Build your own Nest — part 1.
I live in a cold, poorly-insulated apartment in San Francisco that I share with my wife and our 2 week old baby girl. We love our apartment but we don’t love our heating situation. The building was built with forced-air ducts that became too complicated for our landlord to maintain so he replaced these with in-wall electric heaters. Space heaters alone are illegal under SF rent board rules but if you install them into the wall, they pass for whatever reason. We’ve had to have our wall heaters on 24/7 for the past 2 weeks. There’s one in our living room that runs at 4.1KW and one in each of our bedrooms that run at 2KW. I used PG&E’s pricing bands to calculate this will cost $1700/month and our apartment is less than 1000 sqft.
If I lived in a modern apartment, I long ago would have bought a Nest and constantly fought my wife over the appropriate evening temperature setting (as I see those who have a Nest do). The Nest is only compatible with modern thermostat wiring and so I needed to find an alternative.
Measure the problem
My first goal was convincing my wife that it really wasn’t that cold in our apartment. Not just that but the temperature wasn’t dropping dangerously low during the night. A quick search popped-up the DHT22 temperature and humidity sensor. My original plan was to plug this into the GPIO pins on a Raspberry Pi but my wife (as an interior designer by trade) doesn’t allow such ‘monstrosities’ to litter the apartment. Whatever I built had to
- Be as small and as elegant as possible
- Be serverless (I’m not a huge serverless advocate yet but once this thing is built, I don’t want to tinker with it again should I switch out a box)
- Be accessible anywhere, so we too can play that remote Nest game with my spouse
Earlier in 2015, I came across ESP8266. A small (not much larger than a quarter) Wi-Fi module with an integrated microcontroller. These can be purchased from $2 and runoff 3.3volts (you’ll likely spend more on the power transformer than the device itself). I opted for the ESP8266–12E dev board as it has a built-in 5v-3.3v regulator (easy to power from any micro-USB) and many more GPIOs which I can use for more input and outputs than just the DHT22 sensor.
As an ex-AWSer, I would love to use the new IoT services. However, AWS’ IoT service requires HTTPS and client certificates. These things are just too complex for the little ESP to handle by itself without frequent kernel panics. I tried numerous workarounds to this
- Using AWS’ new API Gateway to bridge over to the IoT API. Alas, the API Gateway only exposes HTTPS
- Using the AWS’ HMAC-SHA signing mechanism to publish to SNS and then Lambda over to IoT. However, I need to have an accurate iso8601 time (within 15 minutes) for a valid signing request. The challenge is to get my ESP to know an up to date time with every request. I wrote a Lambda function to give me an S3 resource for this (perhaps you can find more use for this).
- Using AWS SDK for C but this won’t fit on the small ESP8266.

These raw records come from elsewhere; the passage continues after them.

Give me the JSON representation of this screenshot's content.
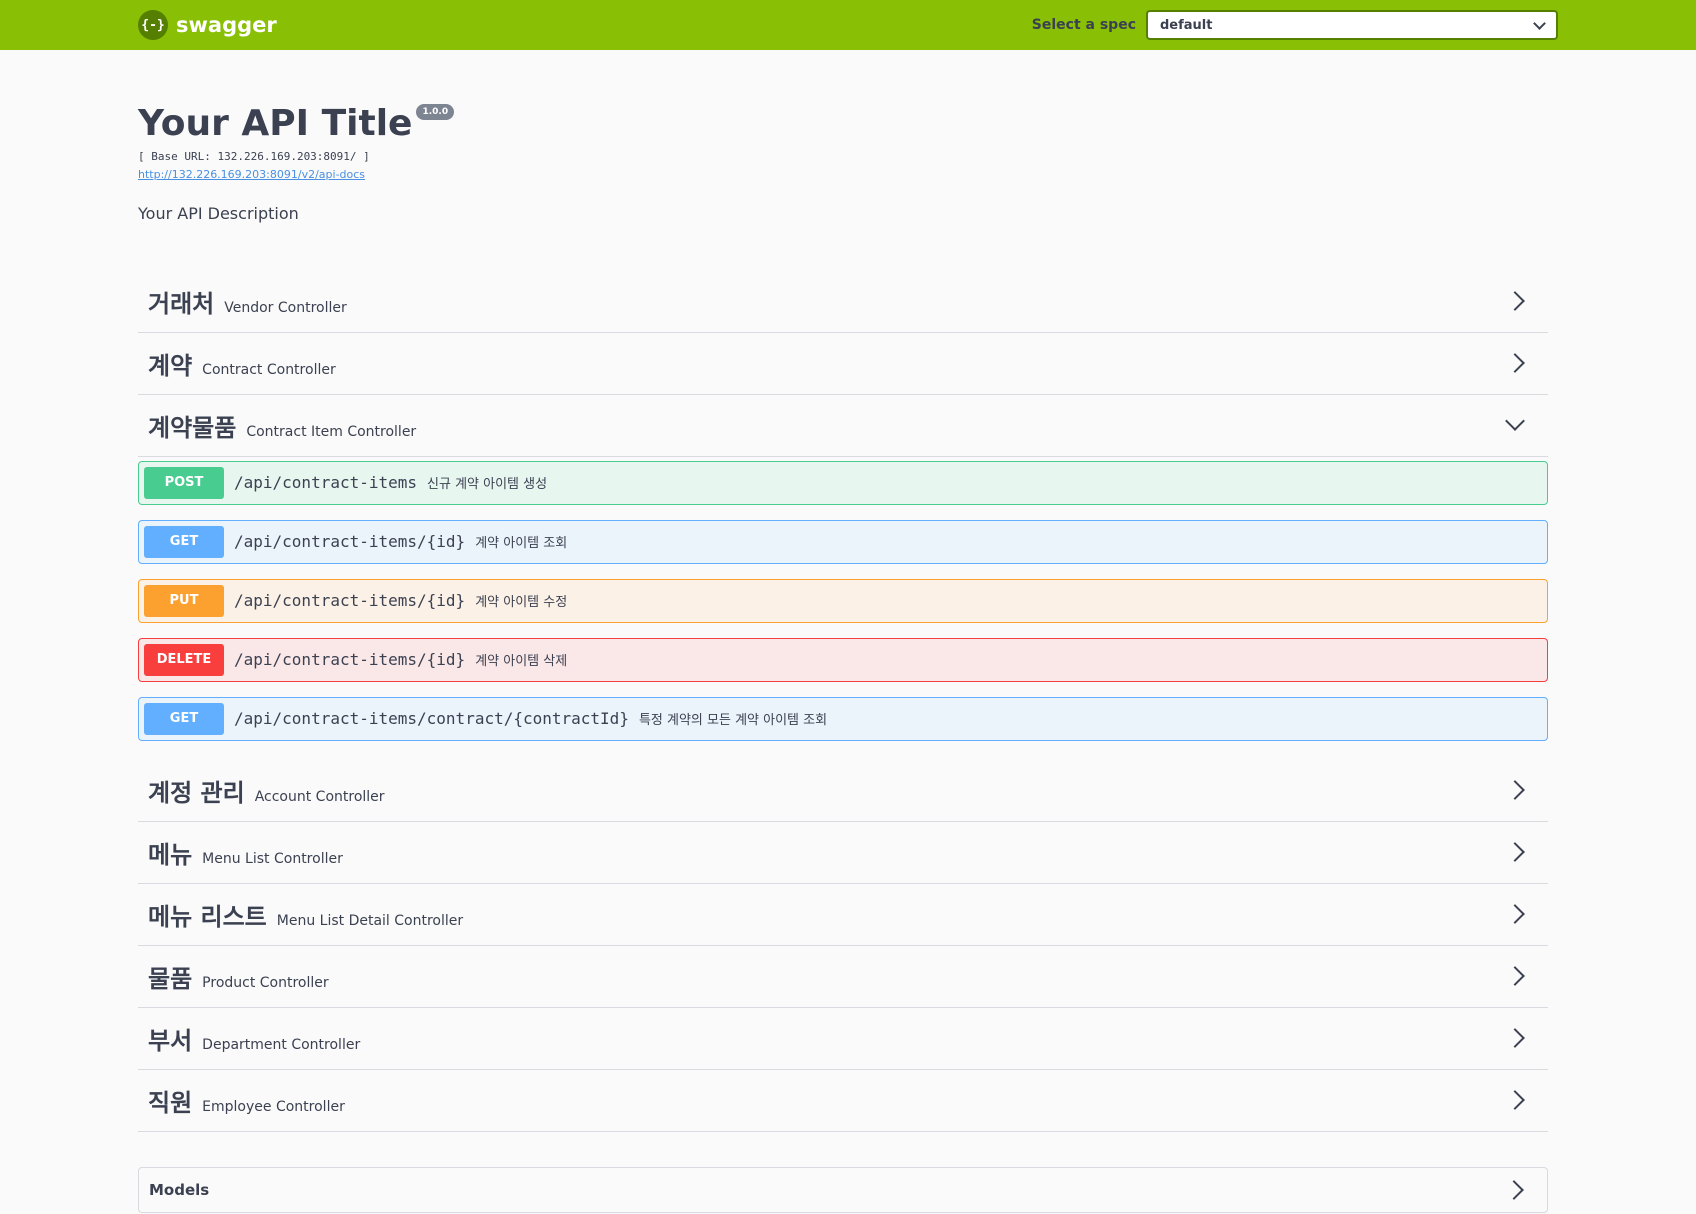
{
  "topbar": {
    "logo_glyph": "{-}",
    "brand": "swagger",
    "spec_label": "Select a spec",
    "spec_value": "default"
  },
  "info": {
    "title": "Your API Title",
    "version": "1.0.0",
    "base_url": "[ Base URL: 132.226.169.203:8091/ ]",
    "docs_link": "http://132.226.169.203:8091/v2/api-docs",
    "description": "Your API Description"
  },
  "tags_before": [
    {
      "name": "거래처",
      "desc": "Vendor Controller"
    },
    {
      "name": "계약",
      "desc": "Contract Controller"
    }
  ],
  "open_tag": {
    "name": "계약물품",
    "desc": "Contract Item Controller"
  },
  "operations": [
    {
      "method": "POST",
      "path": "/api/contract-items",
      "summary": "신규 계약 아이템 생성"
    },
    {
      "method": "GET",
      "path": "/api/contract-items/{id}",
      "summary": "계약 아이템 조회"
    },
    {
      "method": "PUT",
      "path": "/api/contract-items/{id}",
      "summary": "계약 아이템 수정"
    },
    {
      "method": "DELETE",
      "path": "/api/contract-items/{id}",
      "summary": "계약 아이템 삭제"
    },
    {
      "method": "GET",
      "path": "/api/contract-items/contract/{contractId}",
      "summary": "특정 계약의 모든 계약 아이템 조회"
    }
  ],
  "tags_after": [
    {
      "name": "계정 관리",
      "desc": "Account Controller"
    },
    {
      "name": "메뉴",
      "desc": "Menu List Controller"
    },
    {
      "name": "메뉴 리스트",
      "desc": "Menu List Detail Controller"
    },
    {
      "name": "물품",
      "desc": "Product Controller"
    },
    {
      "name": "부서",
      "desc": "Department Controller"
    },
    {
      "name": "직원",
      "desc": "Employee Controller"
    }
  ],
  "models": {
    "title": "Models"
  },
  "colors": {
    "topbar": "#89bf04",
    "post": "#49cc90",
    "get": "#61affe",
    "put": "#fca130",
    "delete": "#f93e3e"
  }
}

In the end I opted for a pre-signed URL over HTTP into AWS S3. This is one of the last bastions of non-HTTPS APIs into AWS and I truly hope they keep it.
In exploring for an alternative to the AWS HTTPS issue, I came across Thingspeak that allows me to use HTTP methods to update ‘channels’ and ‘fields’. Thingspeak doesn’t have built-in logic and I was being rate-limited but I kept a backup feed there as it offers some nice graphs.
Building the web front-end is an area I did get to better utilize AWS, especially with my goal to be serverless. S3 hosts the static content, IAM allows me to authenticate against the Facebook SDK (so only the wife and I can actually change the temperature) and Lambda helps me automatically determine the heater state. I hold the desired temperature and state of the heater in S3. I did consider porting this across to AWS’ IoT service, but I had already built the state logic in S3 and Lambda.
- ESP8266–12E — $10 or less
- DHT22 temp/humidity sensor — $9.50
- USB 5v power supply and micro USB (just use a mobile phone charger)
- OLED display (optional) — $14.99
- Number pad (optional) — $2
You can find the source-code for web front-end, back-end Lambda function and Arduino sketch at:-
I decided to go with the native Arduino SDK upload after playing around with NodeMCU for a while and it panicking on me a lot. This will also give me more flexibility with interrupts for extending the project later.
If I had modern thermostat wiring and a real heating system at home, I would just need to attach a 24volt relay to the existing wiring to trigger the heating system. I have simulated this with an LED that lights-up whenever the heater-state is ‘on’. Unfortunately for me, I do not have a regular 24volt thermostat so I must explore another method.
In part 2 I will be configuring the remote heater control and adding a local override pad to the sensor module.